Mediation, as a means of resolving litigated claims, may be a relatively new concept to many unfamiliar with alternative dispute resolution. However, mediation has been around for over 3,000 years with documented evidence of its use to resolve societal disputes in the Old Testament, beginning in the 12th century B.C. in China, throughout the Roman era, and can be found in the historical records of most cultures and civilizations since then. Here, in the United States, mediation has been used even prior to the formation of the Republic, but it has become an increasingly utilized alternative to resolution by trial over the past 20 to 30 years. With a decrease in courtroom accessibility, mediation has become a thriving industry in its own right, with thousands of persons declaring themselves to be a "mediator" — some without adequate training or experience — while others are excellent at what they do.

A mediator is an individual who must be neutral, be unbiased toward any of the participants, have no financial stake or interest in the outcome, and be willing help facilitate resolution of the dispute through effective and productive negotiation. The mediator has no ability to impose any ruling, make any evidentiary decisions or decide any contested issue. If the parties want someone to decide the case for them, then an arbitrator or judge is the answer.

Currently, there are no education, experience or licensing requirements for a mediator in California. Certifications can be bestowed upon individuals based on his or her membership in particular private organizations, but the state of California does not currently recognize certifications for mediators. That makes locating the right mediator that much more important. Finding the appropriate mediator is not just a search for the person with the most qualifications and experience, but is a search for a person who can communicate well with the participants and help achieve the ultimate goal. The right mediator is someone who appears trustworthy and respected; someone who will work hard for the result, not just to earn a fee.

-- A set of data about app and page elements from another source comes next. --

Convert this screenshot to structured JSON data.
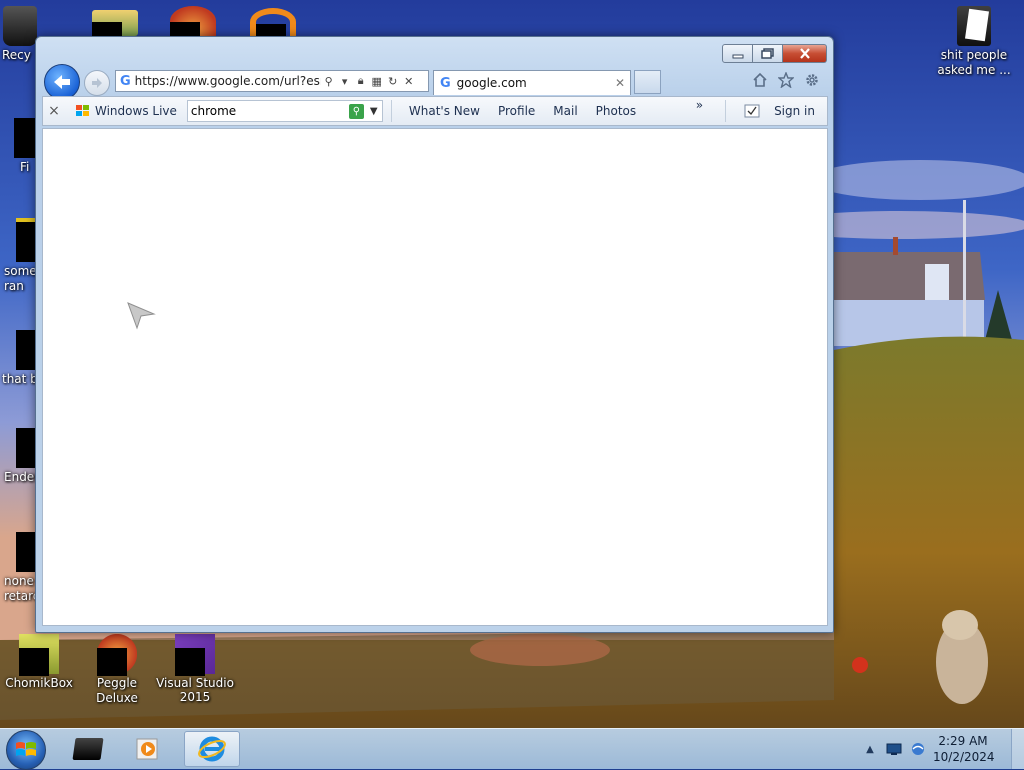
{
  "desktop": {
    "left_icons": [
      {
        "label": "Recy"
      },
      {
        "label": "Fi"
      },
      {
        "label": "some\nran"
      },
      {
        "label": "that b"
      },
      {
        "label": "Ender"
      },
      {
        "label": "none\nretarc"
      }
    ],
    "bottom_icons": [
      {
        "label": "ChomikBox"
      },
      {
        "label": "Peggle Deluxe"
      },
      {
        "label": "Visual Studio 2015"
      }
    ],
    "right_icon": {
      "label": "shit people asked me ..."
    }
  },
  "browser": {
    "address_url": "https://www.google.com/url?esrc=",
    "tab_title": "google.com",
    "toolbar": {
      "close_label": "×",
      "windows_live_label": "Windows Live",
      "search_value": "chrome",
      "links": [
        "What's New",
        "Profile",
        "Mail",
        "Photos"
      ],
      "more_label": "»",
      "signin_label": "Sign in"
    }
  },
  "taskbar": {
    "time": "2:29 AM",
    "date": "10/2/2024"
  },
  "colors": {
    "accent": "#1a62d6",
    "window_frame": "#bcd2ea",
    "close_button": "#c74e34"
  }
}
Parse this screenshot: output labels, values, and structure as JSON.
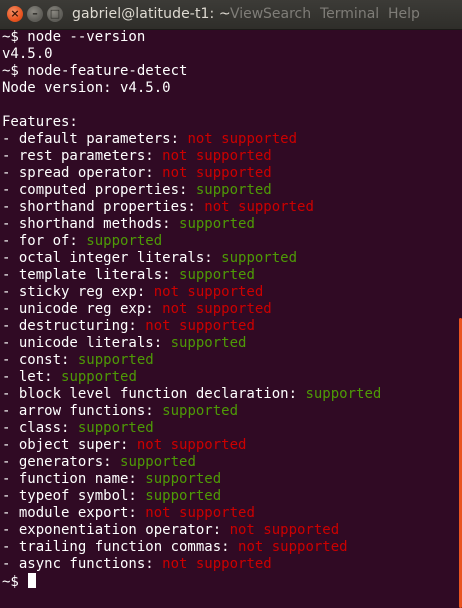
{
  "window": {
    "title": "gabriel@latitude-t1: ~",
    "close_glyph": "×",
    "minimize_glyph": "–",
    "maximize_glyph": "□"
  },
  "menu": {
    "items": [
      "View",
      "Search",
      "Terminal",
      "Help"
    ]
  },
  "terminal": {
    "lines": [
      {
        "text": "~$ node --version",
        "status": ""
      },
      {
        "text": "v4.5.0",
        "status": ""
      },
      {
        "text": "~$ node-feature-detect",
        "status": ""
      },
      {
        "text": "Node version: v4.5.0",
        "status": ""
      },
      {
        "text": "",
        "status": ""
      },
      {
        "text": "Features:",
        "status": ""
      },
      {
        "text": "- default parameters: ",
        "status": "not supported"
      },
      {
        "text": "- rest parameters: ",
        "status": "not supported"
      },
      {
        "text": "- spread operator: ",
        "status": "not supported"
      },
      {
        "text": "- computed properties: ",
        "status": "supported"
      },
      {
        "text": "- shorthand properties: ",
        "status": "not supported"
      },
      {
        "text": "- shorthand methods: ",
        "status": "supported"
      },
      {
        "text": "- for of: ",
        "status": "supported"
      },
      {
        "text": "- octal integer literals: ",
        "status": "supported"
      },
      {
        "text": "- template literals: ",
        "status": "supported"
      },
      {
        "text": "- sticky reg exp: ",
        "status": "not supported"
      },
      {
        "text": "- unicode reg exp: ",
        "status": "not supported"
      },
      {
        "text": "- destructuring: ",
        "status": "not supported"
      },
      {
        "text": "- unicode literals: ",
        "status": "supported"
      },
      {
        "text": "- const: ",
        "status": "supported"
      },
      {
        "text": "- let: ",
        "status": "supported"
      },
      {
        "text": "- block level function declaration: ",
        "status": "supported"
      },
      {
        "text": "- arrow functions: ",
        "status": "supported"
      },
      {
        "text": "- class: ",
        "status": "supported"
      },
      {
        "text": "- object super: ",
        "status": "not supported"
      },
      {
        "text": "- generators: ",
        "status": "supported"
      },
      {
        "text": "- function name: ",
        "status": "supported"
      },
      {
        "text": "- typeof symbol: ",
        "status": "supported"
      },
      {
        "text": "- module export: ",
        "status": "not supported"
      },
      {
        "text": "- exponentiation operator: ",
        "status": "not supported"
      },
      {
        "text": "- trailing function commas: ",
        "status": "not supported"
      },
      {
        "text": "- async functions: ",
        "status": "not supported"
      }
    ],
    "prompt": "~$ "
  },
  "colors": {
    "background": "#300a24",
    "supported": "#4e9a06",
    "not_supported": "#cc0000",
    "text": "#ffffff",
    "accent": "#e95420"
  }
}
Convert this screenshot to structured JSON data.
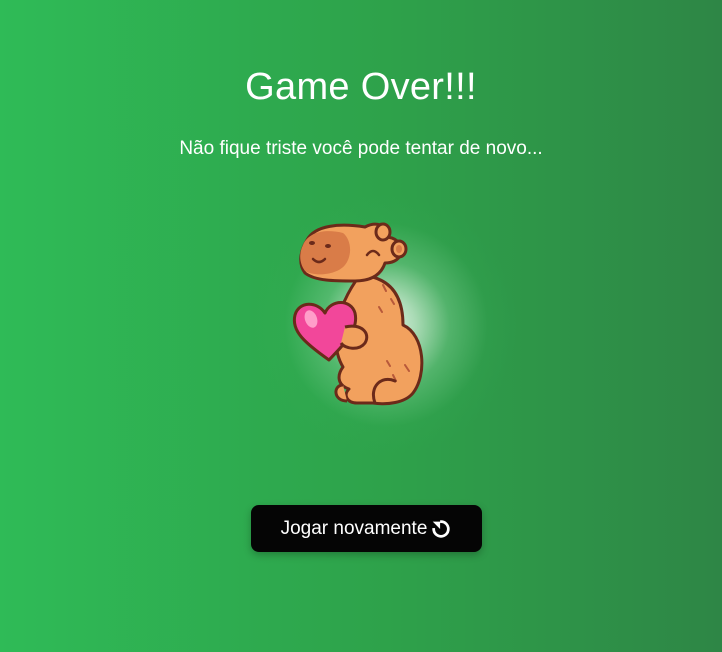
{
  "screen": {
    "title": "Game Over!!!",
    "subtitle": "Não fique triste você pode tentar de novo...",
    "play_again_label": "Jogar novamente",
    "play_again_icon": "refresh-icon",
    "mascot_icon": "capybara-heart-icon"
  },
  "colors": {
    "background_left": "#2fbb57",
    "background_right": "#2e8646",
    "button": "#050505",
    "heart": "#f2479a",
    "capybara": "#f2a15e"
  }
}
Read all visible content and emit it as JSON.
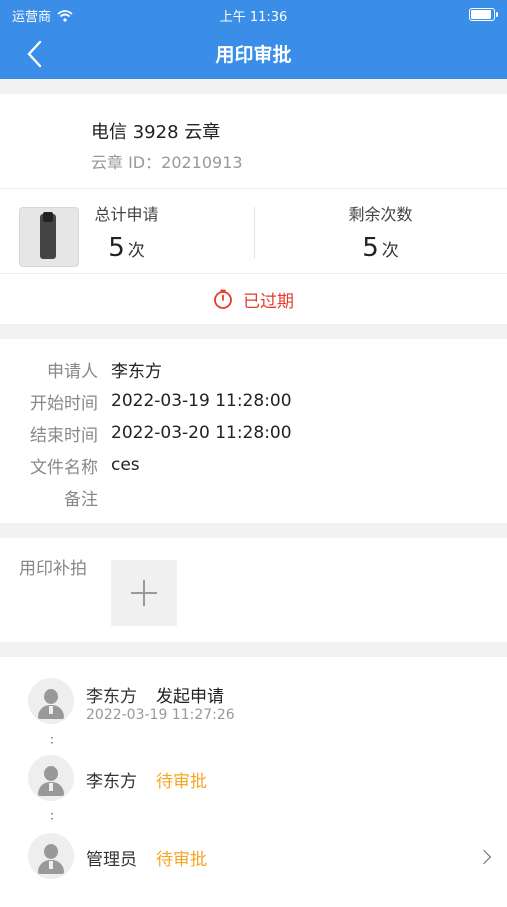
{
  "status_bar": {
    "carrier": "运营商",
    "time": "上午 11:36"
  },
  "nav": {
    "title": "用印审批"
  },
  "device": {
    "name": "电信 3928 云章",
    "id_label": "云章 ID：",
    "id_value": "20210913"
  },
  "stats": {
    "total_label": "总计申请",
    "total_value": "5",
    "total_unit": "次",
    "remaining_label": "剩余次数",
    "remaining_value": "5",
    "remaining_unit": "次"
  },
  "status": {
    "text": "已过期",
    "color": "#e53b2a"
  },
  "info": [
    {
      "label": "申请人",
      "value": "李东方"
    },
    {
      "label": "开始时间",
      "value": "2022-03-19 11:28:00"
    },
    {
      "label": "结束时间",
      "value": "2022-03-20 11:28:00"
    },
    {
      "label": "文件名称",
      "value": "ces"
    },
    {
      "label": "备注",
      "value": ""
    }
  ],
  "photos": {
    "label": "用印补拍"
  },
  "flow": [
    {
      "name": "李东方",
      "action": "发起申请",
      "time": "2022-03-19 11:27:26",
      "action_color": "#222222"
    },
    {
      "name": "李东方",
      "action": "待审批",
      "action_color": "#f5a623"
    },
    {
      "name": "管理员",
      "action": "待审批",
      "action_color": "#f5a623"
    }
  ],
  "colors": {
    "primary": "#3a8ee8",
    "pending": "#f5a623",
    "expired": "#e53b2a"
  }
}
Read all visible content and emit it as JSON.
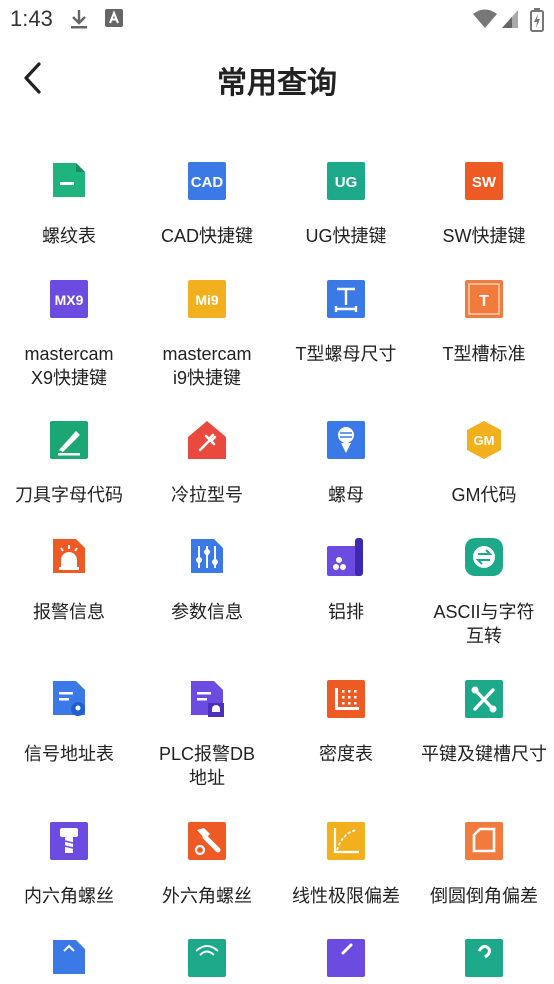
{
  "status": {
    "time": "1:43"
  },
  "header": {
    "title": "常用查询"
  },
  "items": [
    {
      "label": "螺纹表",
      "icon": "document-icon",
      "color": "#1fb37d"
    },
    {
      "label": "CAD快捷键",
      "icon": "cad-icon",
      "badge": "CAD",
      "color": "#3b7ae6"
    },
    {
      "label": "UG快捷键",
      "icon": "ug-icon",
      "badge": "UG",
      "color": "#1ba98a"
    },
    {
      "label": "SW快捷键",
      "icon": "sw-icon",
      "badge": "SW",
      "color": "#ee5a24"
    },
    {
      "label": "mastercam X9快捷键",
      "icon": "mx9-icon",
      "badge": "MX9",
      "color": "#6b4be0"
    },
    {
      "label": "mastercam i9快捷键",
      "icon": "mi9-icon",
      "badge": "Mi9",
      "color": "#f2b01e"
    },
    {
      "label": "T型螺母尺寸",
      "icon": "t-nut-icon",
      "badge": "T",
      "color": "#3b7ae6"
    },
    {
      "label": "T型槽标准",
      "icon": "t-slot-icon",
      "badge": "T",
      "color": "#f07b3c"
    },
    {
      "label": "刀具字母代码",
      "icon": "cutter-icon",
      "color": "#1aa774"
    },
    {
      "label": "冷拉型号",
      "icon": "house-plug-icon",
      "color": "#ea4a3e"
    },
    {
      "label": "螺母",
      "icon": "nut-icon",
      "color": "#3b7ae6"
    },
    {
      "label": "GM代码",
      "icon": "gm-icon",
      "badge": "GM",
      "color": "#f2b01e"
    },
    {
      "label": "报警信息",
      "icon": "alarm-icon",
      "color": "#ee5a24"
    },
    {
      "label": "参数信息",
      "icon": "sliders-icon",
      "color": "#3b7ae6"
    },
    {
      "label": "铝排",
      "icon": "aluminum-icon",
      "color": "#6b4be0"
    },
    {
      "label": "ASCII与字符互转",
      "icon": "convert-icon",
      "color": "#1ba98a"
    },
    {
      "label": "信号地址表",
      "icon": "location-doc-icon",
      "color": "#3b7ae6"
    },
    {
      "label": "PLC报警DB地址",
      "icon": "plc-alarm-icon",
      "color": "#6b4be0"
    },
    {
      "label": "密度表",
      "icon": "density-grid-icon",
      "color": "#ee5a24"
    },
    {
      "label": "平键及键槽尺寸",
      "icon": "tools-icon",
      "color": "#1ba98a"
    },
    {
      "label": "内六角螺丝",
      "icon": "hex-socket-screw-icon",
      "color": "#6b4be0"
    },
    {
      "label": "外六角螺丝",
      "icon": "hex-bolt-icon",
      "color": "#ee5a24"
    },
    {
      "label": "线性极限偏差",
      "icon": "linear-deviation-icon",
      "color": "#f2b01e"
    },
    {
      "label": "倒圆倒角偏差",
      "icon": "chamfer-icon",
      "color": "#f07b3c"
    },
    {
      "label": "",
      "icon": "partial-blue-icon",
      "color": "#3b7ae6"
    },
    {
      "label": "",
      "icon": "partial-green-icon",
      "color": "#1ba98a"
    },
    {
      "label": "",
      "icon": "partial-purple-icon",
      "color": "#6b4be0"
    },
    {
      "label": "",
      "icon": "partial-teal-icon",
      "color": "#1ba98a"
    }
  ]
}
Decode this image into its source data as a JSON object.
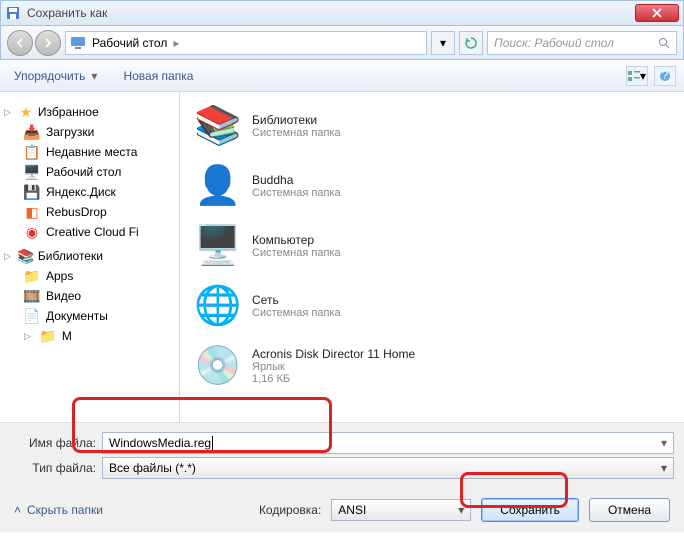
{
  "title": "Сохранить как",
  "breadcrumb": "Рабочий стол",
  "breadcrumb_sep": "▸",
  "search_placeholder": "Поиск: Рабочий стол",
  "toolbar": {
    "organize": "Упорядочить",
    "newfolder": "Новая папка"
  },
  "sidebar": {
    "fav": "Избранное",
    "items": [
      {
        "label": "Загрузки"
      },
      {
        "label": "Недавние места"
      },
      {
        "label": "Рабочий стол"
      },
      {
        "label": "Яндекс.Диск"
      },
      {
        "label": "RebusDrop"
      },
      {
        "label": "Creative Cloud Fi"
      }
    ],
    "lib": "Библиотеки",
    "libs": [
      {
        "label": "Apps"
      },
      {
        "label": "Видео"
      },
      {
        "label": "Документы"
      },
      {
        "label": "М"
      }
    ]
  },
  "main": [
    {
      "title": "Библиотеки",
      "sub": "Системная папка"
    },
    {
      "title": "Buddha",
      "sub": "Системная папка"
    },
    {
      "title": "Компьютер",
      "sub": "Системная папка"
    },
    {
      "title": "Сеть",
      "sub": "Системная папка"
    },
    {
      "title": "Acronis Disk Director 11 Home",
      "sub": "Ярлык",
      "sub2": "1,16 КБ"
    }
  ],
  "form": {
    "file_label": "Имя файла:",
    "file_value": "WindowsMedia.reg",
    "type_label": "Тип файла:",
    "type_value": "Все файлы  (*.*)",
    "enc_label": "Кодировка:",
    "enc_value": "ANSI",
    "hide": "Скрыть папки",
    "save": "Сохранить",
    "cancel": "Отмена"
  }
}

The mediation itself is similarly unregulated, leaving it up to the participants to determine when, where and for how long the mediation will last. Costs and fees are determined by market-based factors. The participants generally come to an agreement as to the terms of the meditation and then proceed. It is a good practice for such terms to be in writing, and for that reason Wilton Law & Mediation has a Mediation Policies Statement, which sets forth our applicable policies and procedures.

Once the mediation begins, there are no rules or regulations which establish procedure to follow at the mediation. There are, however, specific statutes that limit what the participants can be compelled to disclose later about what happened in connection with the mediation. -In California, the mediation process is protected by evidentiary rules which characterize most communication in and surrounding mediation to be "confidential" and, therefore, inadmissible in court. See, Evidence Code §§ 1115-1128. The purpose is to promote candid communication among the participants without the concern of making inconsistent or even detrimental statements.

Benefits Of Mediation

The better question might be, "Why not mediate?" The number of civil disputes has not diminished, yet the means of resolving such disputes remain the same. When the parties cannot otherwise agree, resolution comes in one of three ways: Either the parties proceed to arbitration and have a neutral arbitrator determine the outcome, wait for trial and have a judge or jury decide the matter or settle with the assistance of a trained mediator. The only option where the participants are in total control is mediation.

As everyone is aware, waiting for a judge or jury to resolve the claim will take even more time, as the availability of courtrooms to handle such disputes shrinks. Civil litigation will take longer to reach trial to the detriment of all parties due to increased expenses and witness recollection problems. Arbitration can be prohibitively expensive, and without the benefit of an agreement to arbitrate to clarify procedural rules, evidentiary admissibility and cost allocation, arbitration is often not a feasible alternative. Thus, mediation will be and remains the most viable, low-cost method of resolving cases and pre litigation claims.

Mediation can be beneficial so long as the parties are willing to participate in good faith. That is the only true requirement. Where persons or parties are forced to attend, such as court-ordered mediation, the success rate is reduced. Of course, since the Superior Courts are less likely to be issuing orders for mediation in light of the elimination of many Case Management Conferences, we expect an increase in the willingness to participate in the mediation process.

Frequently, people engage in mediation believing there is no chance of success, only to find the matter resolved by the end of the session. Other times, mediation can help to clarify each party's strengths and weaknesses, which can help to determine the future direction of the case. Even where settlement is not currently possible, much can be learned at the mediation to help guide the participants. A significant number of cases are settled after the initial mediation session.

The benefits of mediator-supervised communication cannot be overstated. Every case may be assisted in some way by a meaningful mediation of some or all issues.

To reserve a date without obligation, call 818-906-3500 today or contact us as soon as possible. Remember, at Wilton Law & Mediation, "Our only goal is to resolve disputes."